[Component data from apps and pages]
--------------------------------------------------
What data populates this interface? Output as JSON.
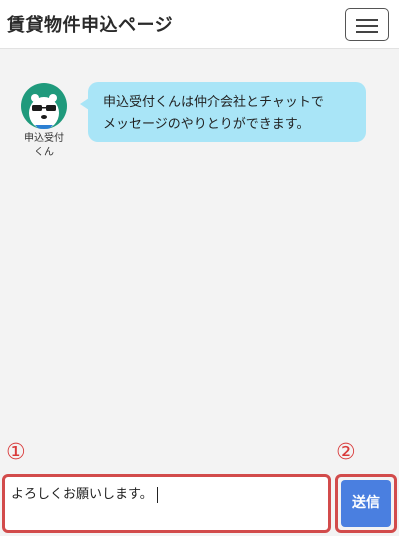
{
  "header": {
    "title": "賃貸物件申込ページ",
    "menu_icon": "hamburger-menu-icon"
  },
  "chat": {
    "agent_name_line1": "申込受付",
    "agent_name_line2": "くん",
    "avatar_icon": "bear-with-glasses-icon",
    "message_line1": "申込受付くんは仲介会社とチャットで",
    "message_line2": "メッセージのやりとりができます。",
    "bubble_color": "#a9e5f7"
  },
  "annotations": {
    "input_marker": "①",
    "send_marker": "②",
    "highlight_color": "#d24b4b"
  },
  "composer": {
    "input_value": "よろしくお願いします。",
    "send_label": "送信",
    "send_color": "#4a7fe0"
  }
}
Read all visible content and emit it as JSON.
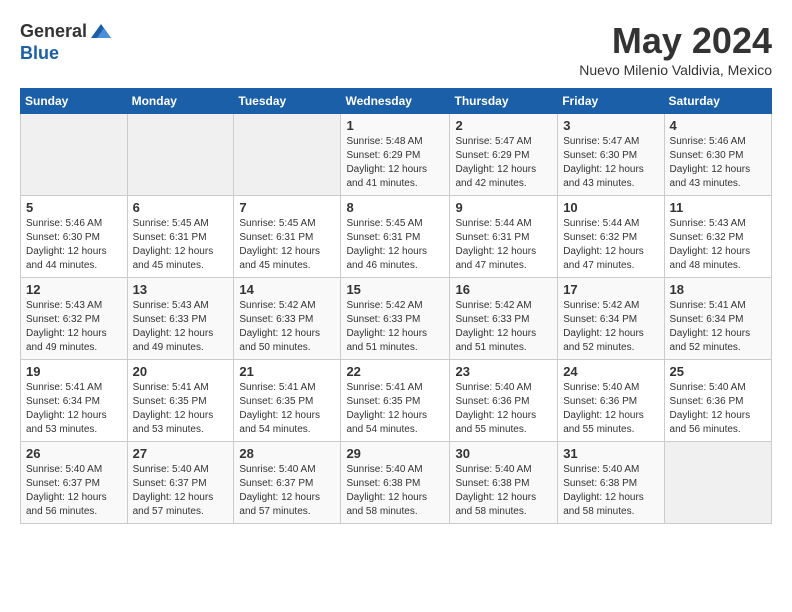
{
  "logo": {
    "general": "General",
    "blue": "Blue"
  },
  "title": "May 2024",
  "location": "Nuevo Milenio Valdivia, Mexico",
  "days_of_week": [
    "Sunday",
    "Monday",
    "Tuesday",
    "Wednesday",
    "Thursday",
    "Friday",
    "Saturday"
  ],
  "weeks": [
    [
      {
        "day": "",
        "info": ""
      },
      {
        "day": "",
        "info": ""
      },
      {
        "day": "",
        "info": ""
      },
      {
        "day": "1",
        "info": "Sunrise: 5:48 AM\nSunset: 6:29 PM\nDaylight: 12 hours\nand 41 minutes."
      },
      {
        "day": "2",
        "info": "Sunrise: 5:47 AM\nSunset: 6:29 PM\nDaylight: 12 hours\nand 42 minutes."
      },
      {
        "day": "3",
        "info": "Sunrise: 5:47 AM\nSunset: 6:30 PM\nDaylight: 12 hours\nand 43 minutes."
      },
      {
        "day": "4",
        "info": "Sunrise: 5:46 AM\nSunset: 6:30 PM\nDaylight: 12 hours\nand 43 minutes."
      }
    ],
    [
      {
        "day": "5",
        "info": "Sunrise: 5:46 AM\nSunset: 6:30 PM\nDaylight: 12 hours\nand 44 minutes."
      },
      {
        "day": "6",
        "info": "Sunrise: 5:45 AM\nSunset: 6:31 PM\nDaylight: 12 hours\nand 45 minutes."
      },
      {
        "day": "7",
        "info": "Sunrise: 5:45 AM\nSunset: 6:31 PM\nDaylight: 12 hours\nand 45 minutes."
      },
      {
        "day": "8",
        "info": "Sunrise: 5:45 AM\nSunset: 6:31 PM\nDaylight: 12 hours\nand 46 minutes."
      },
      {
        "day": "9",
        "info": "Sunrise: 5:44 AM\nSunset: 6:31 PM\nDaylight: 12 hours\nand 47 minutes."
      },
      {
        "day": "10",
        "info": "Sunrise: 5:44 AM\nSunset: 6:32 PM\nDaylight: 12 hours\nand 47 minutes."
      },
      {
        "day": "11",
        "info": "Sunrise: 5:43 AM\nSunset: 6:32 PM\nDaylight: 12 hours\nand 48 minutes."
      }
    ],
    [
      {
        "day": "12",
        "info": "Sunrise: 5:43 AM\nSunset: 6:32 PM\nDaylight: 12 hours\nand 49 minutes."
      },
      {
        "day": "13",
        "info": "Sunrise: 5:43 AM\nSunset: 6:33 PM\nDaylight: 12 hours\nand 49 minutes."
      },
      {
        "day": "14",
        "info": "Sunrise: 5:42 AM\nSunset: 6:33 PM\nDaylight: 12 hours\nand 50 minutes."
      },
      {
        "day": "15",
        "info": "Sunrise: 5:42 AM\nSunset: 6:33 PM\nDaylight: 12 hours\nand 51 minutes."
      },
      {
        "day": "16",
        "info": "Sunrise: 5:42 AM\nSunset: 6:33 PM\nDaylight: 12 hours\nand 51 minutes."
      },
      {
        "day": "17",
        "info": "Sunrise: 5:42 AM\nSunset: 6:34 PM\nDaylight: 12 hours\nand 52 minutes."
      },
      {
        "day": "18",
        "info": "Sunrise: 5:41 AM\nSunset: 6:34 PM\nDaylight: 12 hours\nand 52 minutes."
      }
    ],
    [
      {
        "day": "19",
        "info": "Sunrise: 5:41 AM\nSunset: 6:34 PM\nDaylight: 12 hours\nand 53 minutes."
      },
      {
        "day": "20",
        "info": "Sunrise: 5:41 AM\nSunset: 6:35 PM\nDaylight: 12 hours\nand 53 minutes."
      },
      {
        "day": "21",
        "info": "Sunrise: 5:41 AM\nSunset: 6:35 PM\nDaylight: 12 hours\nand 54 minutes."
      },
      {
        "day": "22",
        "info": "Sunrise: 5:41 AM\nSunset: 6:35 PM\nDaylight: 12 hours\nand 54 minutes."
      },
      {
        "day": "23",
        "info": "Sunrise: 5:40 AM\nSunset: 6:36 PM\nDaylight: 12 hours\nand 55 minutes."
      },
      {
        "day": "24",
        "info": "Sunrise: 5:40 AM\nSunset: 6:36 PM\nDaylight: 12 hours\nand 55 minutes."
      },
      {
        "day": "25",
        "info": "Sunrise: 5:40 AM\nSunset: 6:36 PM\nDaylight: 12 hours\nand 56 minutes."
      }
    ],
    [
      {
        "day": "26",
        "info": "Sunrise: 5:40 AM\nSunset: 6:37 PM\nDaylight: 12 hours\nand 56 minutes."
      },
      {
        "day": "27",
        "info": "Sunrise: 5:40 AM\nSunset: 6:37 PM\nDaylight: 12 hours\nand 57 minutes."
      },
      {
        "day": "28",
        "info": "Sunrise: 5:40 AM\nSunset: 6:37 PM\nDaylight: 12 hours\nand 57 minutes."
      },
      {
        "day": "29",
        "info": "Sunrise: 5:40 AM\nSunset: 6:38 PM\nDaylight: 12 hours\nand 58 minutes."
      },
      {
        "day": "30",
        "info": "Sunrise: 5:40 AM\nSunset: 6:38 PM\nDaylight: 12 hours\nand 58 minutes."
      },
      {
        "day": "31",
        "info": "Sunrise: 5:40 AM\nSunset: 6:38 PM\nDaylight: 12 hours\nand 58 minutes."
      },
      {
        "day": "",
        "info": ""
      }
    ]
  ]
}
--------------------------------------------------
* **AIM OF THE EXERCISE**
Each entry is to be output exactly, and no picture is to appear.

* **ANSWER TO THIS TASK**
What data populates this interface? Output as JSON.
{
  "header": {
    "title": "賃貸物件申込ページ",
    "menu_icon": "hamburger-menu-icon"
  },
  "chat": {
    "agent_name_line1": "申込受付",
    "agent_name_line2": "くん",
    "avatar_icon": "bear-with-glasses-icon",
    "message_line1": "申込受付くんは仲介会社とチャットで",
    "message_line2": "メッセージのやりとりができます。",
    "bubble_color": "#a9e5f7"
  },
  "annotations": {
    "input_marker": "①",
    "send_marker": "②",
    "highlight_color": "#d24b4b"
  },
  "composer": {
    "input_value": "よろしくお願いします。",
    "send_label": "送信",
    "send_color": "#4a7fe0"
  }
}
Read all visible content and emit it as JSON.
{
  "logo": {
    "general": "General",
    "blue": "Blue"
  },
  "title": "May 2024",
  "location": "Nuevo Milenio Valdivia, Mexico",
  "days_of_week": [
    "Sunday",
    "Monday",
    "Tuesday",
    "Wednesday",
    "Thursday",
    "Friday",
    "Saturday"
  ],
  "weeks": [
    [
      {
        "day": "",
        "info": ""
      },
      {
        "day": "",
        "info": ""
      },
      {
        "day": "",
        "info": ""
      },
      {
        "day": "1",
        "info": "Sunrise: 5:48 AM\nSunset: 6:29 PM\nDaylight: 12 hours\nand 41 minutes."
      },
      {
        "day": "2",
        "info": "Sunrise: 5:47 AM\nSunset: 6:29 PM\nDaylight: 12 hours\nand 42 minutes."
      },
      {
        "day": "3",
        "info": "Sunrise: 5:47 AM\nSunset: 6:30 PM\nDaylight: 12 hours\nand 43 minutes."
      },
      {
        "day": "4",
        "info": "Sunrise: 5:46 AM\nSunset: 6:30 PM\nDaylight: 12 hours\nand 43 minutes."
      }
    ],
    [
      {
        "day": "5",
        "info": "Sunrise: 5:46 AM\nSunset: 6:30 PM\nDaylight: 12 hours\nand 44 minutes."
      },
      {
        "day": "6",
        "info": "Sunrise: 5:45 AM\nSunset: 6:31 PM\nDaylight: 12 hours\nand 45 minutes."
      },
      {
        "day": "7",
        "info": "Sunrise: 5:45 AM\nSunset: 6:31 PM\nDaylight: 12 hours\nand 45 minutes."
      },
      {
        "day": "8",
        "info": "Sunrise: 5:45 AM\nSunset: 6:31 PM\nDaylight: 12 hours\nand 46 minutes."
      },
      {
        "day": "9",
        "info": "Sunrise: 5:44 AM\nSunset: 6:31 PM\nDaylight: 12 hours\nand 47 minutes."
      },
      {
        "day": "10",
        "info": "Sunrise: 5:44 AM\nSunset: 6:32 PM\nDaylight: 12 hours\nand 47 minutes."
      },
      {
        "day": "11",
        "info": "Sunrise: 5:43 AM\nSunset: 6:32 PM\nDaylight: 12 hours\nand 48 minutes."
      }
    ],
    [
      {
        "day": "12",
        "info": "Sunrise: 5:43 AM\nSunset: 6:32 PM\nDaylight: 12 hours\nand 49 minutes."
      },
      {
        "day": "13",
        "info": "Sunrise: 5:43 AM\nSunset: 6:33 PM\nDaylight: 12 hours\nand 49 minutes."
      },
      {
        "day": "14",
        "info": "Sunrise: 5:42 AM\nSunset: 6:33 PM\nDaylight: 12 hours\nand 50 minutes."
      },
      {
        "day": "15",
        "info": "Sunrise: 5:42 AM\nSunset: 6:33 PM\nDaylight: 12 hours\nand 51 minutes."
      },
      {
        "day": "16",
        "info": "Sunrise: 5:42 AM\nSunset: 6:33 PM\nDaylight: 12 hours\nand 51 minutes."
      },
      {
        "day": "17",
        "info": "Sunrise: 5:42 AM\nSunset: 6:34 PM\nDaylight: 12 hours\nand 52 minutes."
      },
      {
        "day": "18",
        "info": "Sunrise: 5:41 AM\nSunset: 6:34 PM\nDaylight: 12 hours\nand 52 minutes."
      }
    ],
    [
      {
        "day": "19",
        "info": "Sunrise: 5:41 AM\nSunset: 6:34 PM\nDaylight: 12 hours\nand 53 minutes."
      },
      {
        "day": "20",
        "info": "Sunrise: 5:41 AM\nSunset: 6:35 PM\nDaylight: 12 hours\nand 53 minutes."
      },
      {
        "day": "21",
        "info": "Sunrise: 5:41 AM\nSunset: 6:35 PM\nDaylight: 12 hours\nand 54 minutes."
      },
      {
        "day": "22",
        "info": "Sunrise: 5:41 AM\nSunset: 6:35 PM\nDaylight: 12 hours\nand 54 minutes."
      },
      {
        "day": "23",
        "info": "Sunrise: 5:40 AM\nSunset: 6:36 PM\nDaylight: 12 hours\nand 55 minutes."
      },
      {
        "day": "24",
        "info": "Sunrise: 5:40 AM\nSunset: 6:36 PM\nDaylight: 12 hours\nand 55 minutes."
      },
      {
        "day": "25",
        "info": "Sunrise: 5:40 AM\nSunset: 6:36 PM\nDaylight: 12 hours\nand 56 minutes."
      }
    ],
    [
      {
        "day": "26",
        "info": "Sunrise: 5:40 AM\nSunset: 6:37 PM\nDaylight: 12 hours\nand 56 minutes."
      },
      {
        "day": "27",
        "info": "Sunrise: 5:40 AM\nSunset: 6:37 PM\nDaylight: 12 hours\nand 57 minutes."
      },
      {
        "day": "28",
        "info": "Sunrise: 5:40 AM\nSunset: 6:37 PM\nDaylight: 12 hours\nand 57 minutes."
      },
      {
        "day": "29",
        "info": "Sunrise: 5:40 AM\nSunset: 6:38 PM\nDaylight: 12 hours\nand 58 minutes."
      },
      {
        "day": "30",
        "info": "Sunrise: 5:40 AM\nSunset: 6:38 PM\nDaylight: 12 hours\nand 58 minutes."
      },
      {
        "day": "31",
        "info": "Sunrise: 5:40 AM\nSunset: 6:38 PM\nDaylight: 12 hours\nand 58 minutes."
      },
      {
        "day": "",
        "info": ""
      }
    ]
  ]
}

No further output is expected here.